Another critical factor to minimize bank risk from hedge funds and private equity funds is to require the bank to deduct investments in hedge funds and private equity funds on, at a minimum, a one-to-one basis from capital. As the leverage of a fund increases, the capital charges should be increased to reflect the greater risk of loss. Regulations implementing these capital charges should discourage these high-risk investments and limit them to the size necessary to facilitate management of clients’ assets.
During the crisis, banks jeopardized their financial stability, and ultimately needed taxpayer bailouts, because they bailed out the funds they managed. Our banking system, and our taxpayers, must never again be left holding the bag when a bank’s hedge funds or private equity funds collapse.
Conflicts of Interest
Section 619(d)(2) prohibits what might otherwise be permitted activities, if such activities would involve or result in material conflicts of interest with clients, customers, or counterparties. This conflicts of interest prohibition seeks to restore integrity and stability to the financial marketplace, making it safe for clients to place their investments with firms that are required to work on their behalf instead of betting against their interests. Unlike section 621, section 619(d)(2) is not limited to asset-back securities, but applies to all types of permitted trading activities.
Regulations implementing section 619(d)(2) should pay particular attention not only to the financial activities of a bank’s own traders, but also to the hedge funds and private equity funds organized and offered under subparagraph (G) to ensure that that they are not taking unfair advantage of information on the trading flow of the banks’ other clients. Hedging activities should also be particularly scrutinized to ensure that information about client trading is not improperly utilized.
Section 621 in the Merkley-Levin provisions also addresses conflicts of interest, but only in the context of asset-backed securities. This section prohibits firms from packaging and selling asset-backed securities to their clients and then engaging in transactions that create conflicts of interest between them and their clients. The Permanent Subcommittee on Investigations’ hearing on Goldman Sachs highlighted a blatant example of this practice: the firm assembled asset-backed securities, sold those securities to clients, bet against them, and then profited from the failures. Regulations implementing section 621 should put an end to those conflict-ridden practices.
The conflict of interest prohibition in section 621 is not intended to prevent firms from supporting an asset-backed security in the after-market. But this activity must be designed to support the value of the security, not undermine it. Further, the utility of disclosures must be carefully examined, and not be seen as a cure for the conflicts. We provided the Securities and Exchange Commission with sufficient authority to define the contours of the rule in such a way as to remove conflicts of interest from these transactions, while also protecting the healthy functioning of our capital markets.

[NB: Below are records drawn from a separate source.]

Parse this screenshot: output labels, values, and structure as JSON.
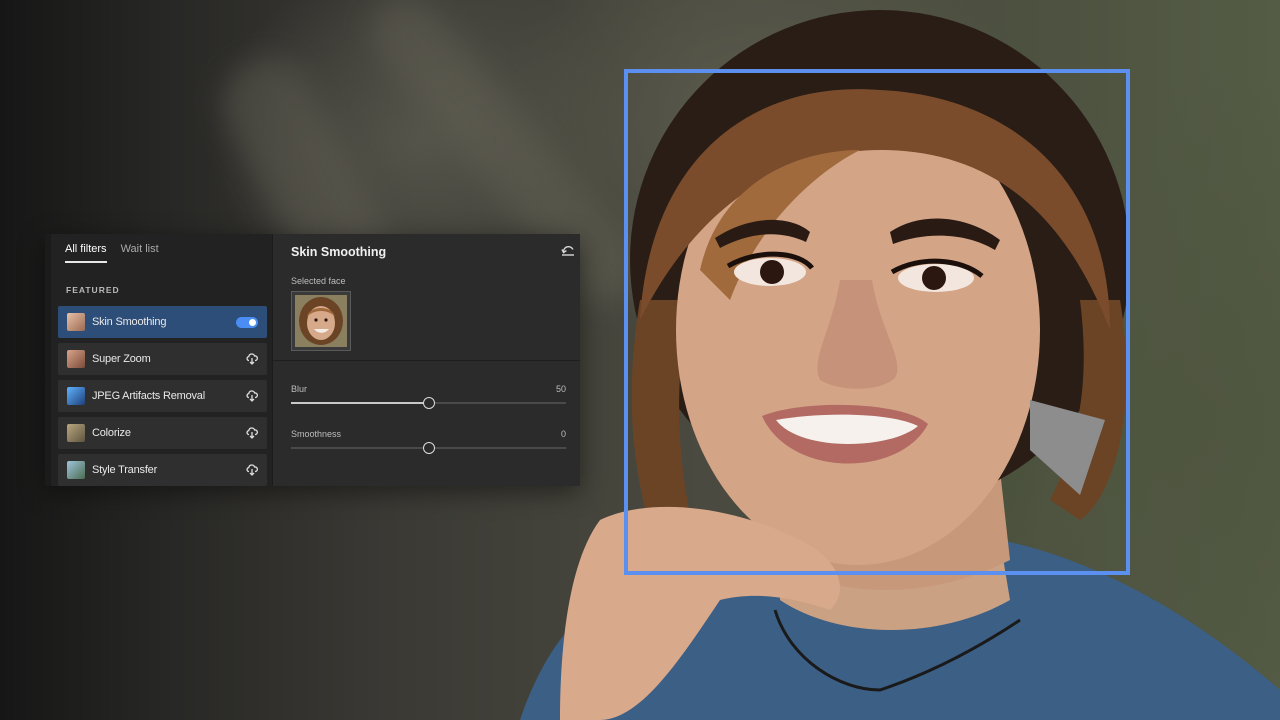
{
  "tabs": [
    {
      "label": "All filters",
      "active": true
    },
    {
      "label": "Wait list",
      "active": false
    }
  ],
  "section_label": "FEATURED",
  "filters": [
    {
      "label": "Skin Smoothing",
      "state": "toggle-on",
      "thumb_color": "#c99a80"
    },
    {
      "label": "Super Zoom",
      "state": "cloud-download",
      "thumb_color": "#b07a66"
    },
    {
      "label": "JPEG Artifacts Removal",
      "state": "cloud-download",
      "thumb_color": "#3d78b8"
    },
    {
      "label": "Colorize",
      "state": "cloud-download",
      "thumb_color": "#8c8466"
    },
    {
      "label": "Style Transfer",
      "state": "cloud-download",
      "thumb_color": "#6f8aa3"
    }
  ],
  "panel": {
    "title": "Skin Smoothing",
    "selected_face_label": "Selected face",
    "reset_icon": "reset-icon"
  },
  "sliders": [
    {
      "name": "Blur",
      "value": "50",
      "level": 0.5
    },
    {
      "name": "Smoothness",
      "value": "0",
      "level": 0.5
    }
  ],
  "colors": {
    "accent": "#4a8df5",
    "face_frame": "#5b8ff0",
    "active_row": "#2d4e79"
  }
}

Implemented properly, the Merkley-Levin provisions on proprietary trading and conflicts of interest are critical elements in Congress’s mandate to reestablish a financial system that provides capital to grow the economy while serving clients with integrity. We are ready to assist you during the rulemaking process in any way we can, and encourage you to consult us and our staffs with any questions about how the rules were designed to function.

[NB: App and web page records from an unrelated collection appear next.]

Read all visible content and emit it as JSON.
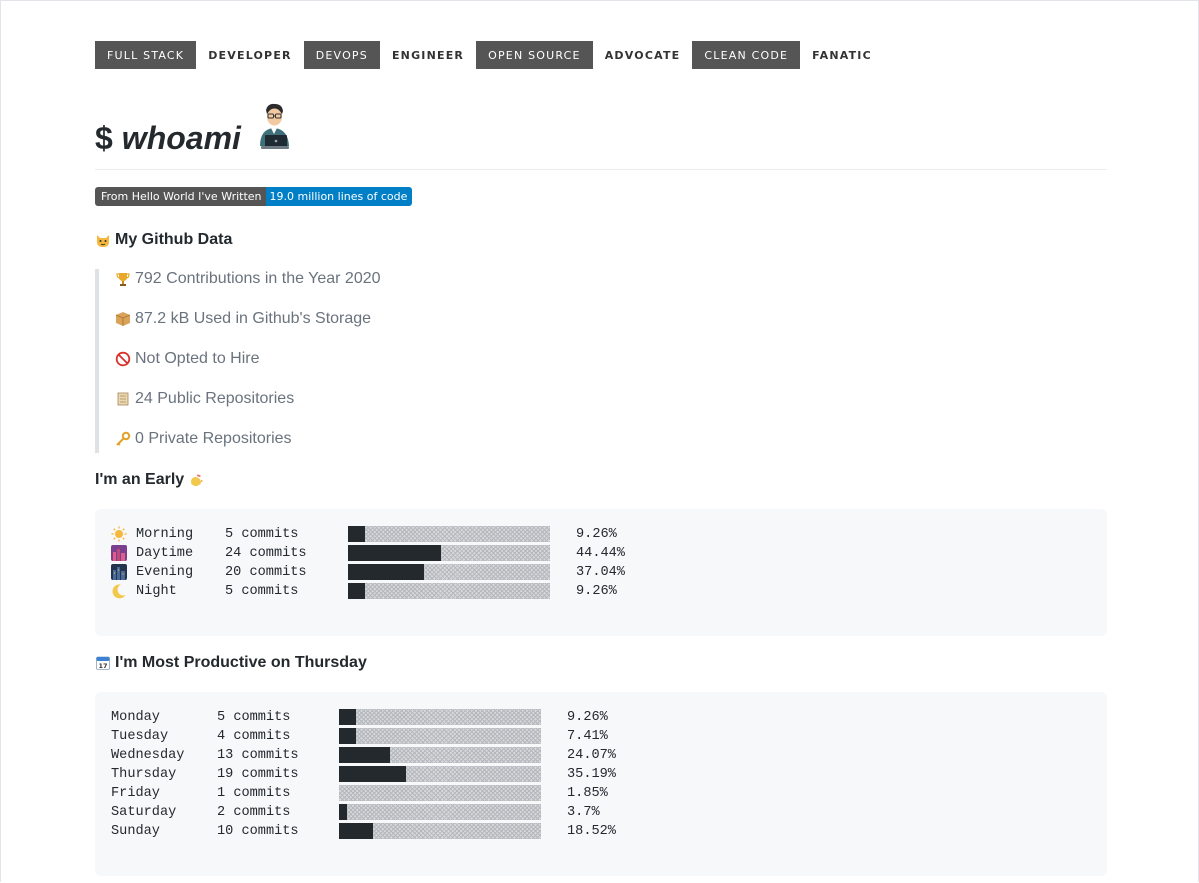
{
  "badges": [
    {
      "left": "FULL STACK",
      "right": "DEVELOPER"
    },
    {
      "left": "DEVOPS",
      "right": "ENGINEER"
    },
    {
      "left": "OPEN SOURCE",
      "right": "ADVOCATE"
    },
    {
      "left": "CLEAN CODE",
      "right": "FANATIC"
    }
  ],
  "heading": {
    "prompt": "$",
    "word": "whoami",
    "avatar_icon": "technologist-icon"
  },
  "loc_badge": {
    "label": "From Hello World I've Written",
    "value": "19.0 million lines of code"
  },
  "github": {
    "title": "My Github Data",
    "title_icon": "cat-face-icon",
    "items": [
      {
        "icon": "trophy-icon",
        "text": "792 Contributions in the Year 2020"
      },
      {
        "icon": "package-icon",
        "text": "87.2 kB Used in Github's Storage"
      },
      {
        "icon": "prohibited-icon",
        "text": "Not Opted to Hire"
      },
      {
        "icon": "scroll-icon",
        "text": "24 Public Repositories"
      },
      {
        "icon": "key-icon",
        "text": "0 Private Repositories"
      }
    ]
  },
  "early": {
    "title": "I'm an Early",
    "title_icon": "rooster-icon",
    "rows": [
      {
        "icon": "sun-icon",
        "label": "Morning",
        "commits": "5 commits",
        "percent": "9.26%",
        "fraction": 0.0926
      },
      {
        "icon": "city-dusk-icon",
        "label": "Daytime",
        "commits": "24 commits",
        "percent": "44.44%",
        "fraction": 0.4444
      },
      {
        "icon": "night-city-icon",
        "label": "Evening",
        "commits": "20 commits",
        "percent": "37.04%",
        "fraction": 0.3704
      },
      {
        "icon": "crescent-moon-icon",
        "label": "Night",
        "commits": "5 commits",
        "percent": "9.26%",
        "fraction": 0.0926
      }
    ]
  },
  "productive": {
    "title": "I'm Most Productive on Thursday",
    "title_icon": "calendar-icon",
    "rows": [
      {
        "label": "Monday",
        "commits": "5 commits",
        "percent": "9.26%",
        "fraction": 0.0926
      },
      {
        "label": "Tuesday",
        "commits": "4 commits",
        "percent": "7.41%",
        "fraction": 0.0741
      },
      {
        "label": "Wednesday",
        "commits": "13 commits",
        "percent": "24.07%",
        "fraction": 0.2407
      },
      {
        "label": "Thursday",
        "commits": "19 commits",
        "percent": "35.19%",
        "fraction": 0.3519
      },
      {
        "label": "Friday",
        "commits": "1 commits",
        "percent": "1.85%",
        "fraction": 0.0185
      },
      {
        "label": "Saturday",
        "commits": "2 commits",
        "percent": "3.7%",
        "fraction": 0.037
      },
      {
        "label": "Sunday",
        "commits": "10 commits",
        "percent": "18.52%",
        "fraction": 0.1852
      }
    ]
  },
  "colors": {
    "badge_dark": "#555555",
    "badge_blue": "#007ec6",
    "code_bg": "#f6f8fa",
    "bar_fill": "#24292e"
  }
}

Jeffrey Merkley Carl Levin
cc: Hon. Timothy Geithner, Secretary of the Treasury
Hon. Paul Volcker, Chairman, President’s Economic Recovery Advisory Board